Let me just start off by clarifying that although the story of the Oliviers plays a major part in An Intimate Portrait because you can’t talk about Vivien Leigh’s life without mentioning Laurence Olivier’s (significant) presence in it, the book is by no means solely about their relationship. It’s about Vivien’s life and career. That said, my original idea actually was to put together a book that focused on them as a combined entity. I envisioned it being something like Sam Kashner and Nancy Schoenberger’s Furious Love: Elizabeth Taylor, Richard Burton, and the Marriage of the Century, only with a lot more photos. But as anyone who has ever worked on a big project knows, ideas evolve and change throughout the creative process and sometimes what you end up with is completely different from, but probably better than, what you started out with.
I have Gone With the Wind to thank for not only sparking my eventual interest in the Oliviers, but also opening my world to the joys of classic cinema. It seems that a lot of people “discover” Vivien Leigh through this film, and for good reason: it’s iconic and, most importantly, really accessible. But more than that, it’s damn enjoyable, especially considering it has a running time of nearly four hours. I’ve been obsessed with movies for as long as I can remember, and there have been particular films throughout my life that I’ve latched on to for whatever reason. GWTW was one of these films. I read the book and saw the film as a teenager, and the effect on me was so great that I felt compelled to learn as much as I could about the production and its stars. This led to an interest in Vivien’s life. I’ve always been drawn to flawed characters – the recluses, the tragic ones – because I find them interesting, and, in some ways, relatable. The more I read about Vivien, the more layered her story became, and the more I felt compelled to dig deeper and try to discover who she really was. My interest in her relationship with Olivier followed suit.

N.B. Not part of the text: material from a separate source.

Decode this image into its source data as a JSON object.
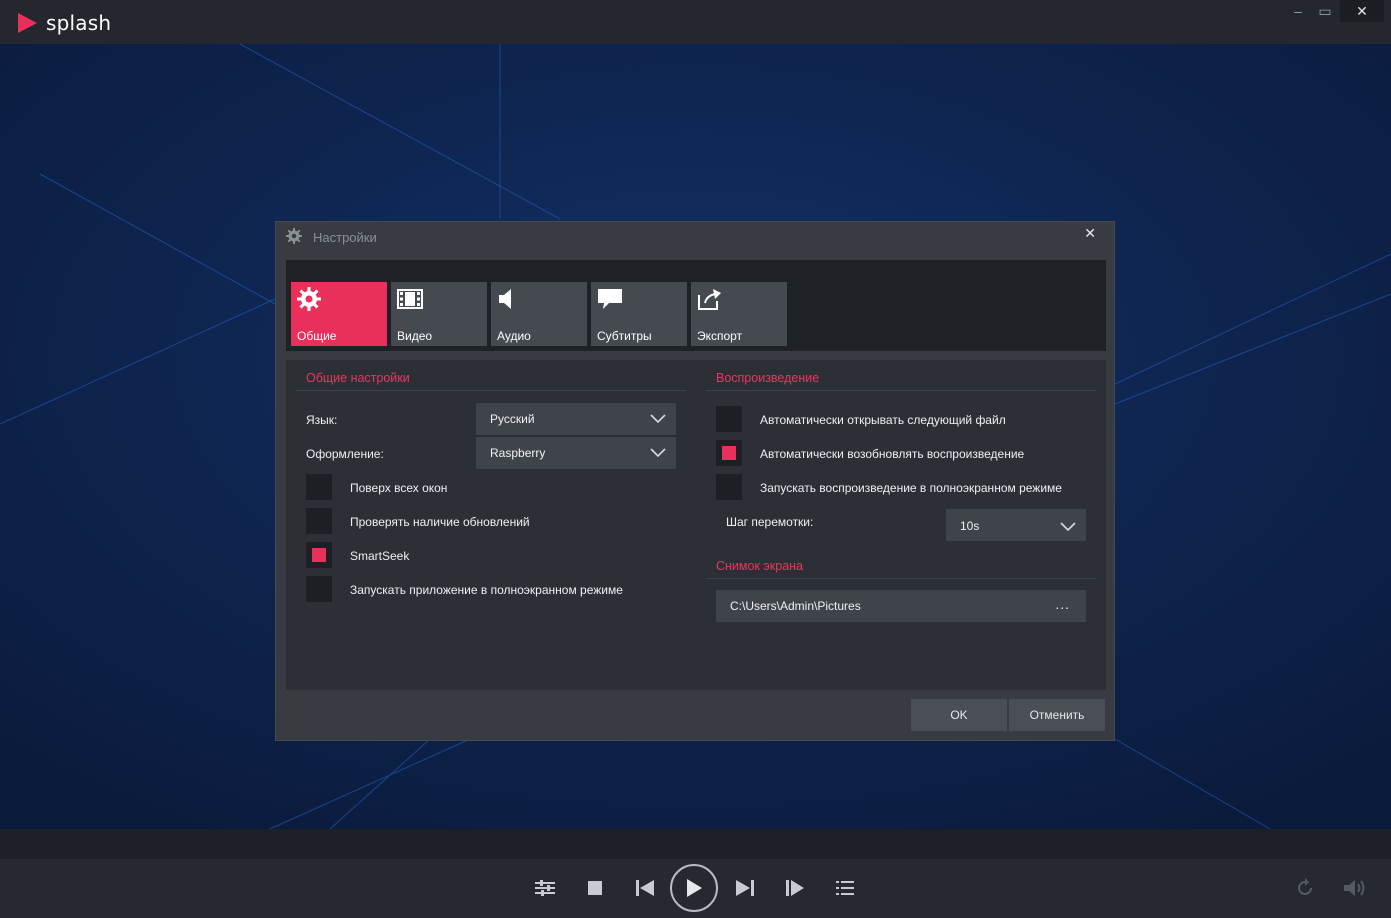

The Herstmonceux Castle Folly – a Victorian facade that served no purpose other than to decorate the landscape.
Romance is when your partner plans surprise get-aways to escape the hustle and bustle of the city. This is what Robbie did for me over the weekend. I knew we were going to the seaside, but had to guess the town before he’d reveal the exact location.
On Saturday morning we caught a train from Victoria Station to East Sussex where he had a whole day planned out. One thing I love most about living in England is the focus on preserving national heritage. It’s just not something we see as much of back home in the States. Stately homes and castles are at the top of my list of places to go and practice photography (two of my favorite destinations are Castle Howard in Yorkshire, and Notley Abbey in Buckinghamshire) because of the opulent architecture, beautiful gardens, and history seeping out of every stone and crevice.
Our first stop was Polegate station where we hailed a cab and drive to Herstmonceux Castle. Constructed in the 15th century, Herstmonceux was one time the largest private home in England. In the 1520s, the castle was seized from the Dacre family by King Henry VIII, only to be given back under the rule of Elizabeth I. The Restoration period in the 17th century saw renovation and rejuvenation, but also the bankruptcy of Lord Dacre who was forced to sell the castle in 1777. By the 19th century, the castle was in ruins and became a popular tourist attraction for Victorian holiday-makers visiting Brighton and Eastbourne. Herstmonceux took on new life in the early 20th century and is now a part-time wedding venue and hosts international students studying at Queens University.
The grounds at Herstmonceux are stunning and include ancient chestnut trees, an Elizabethan garden, a folly (a house that serves only as decoration), lakes, and sprawling fields.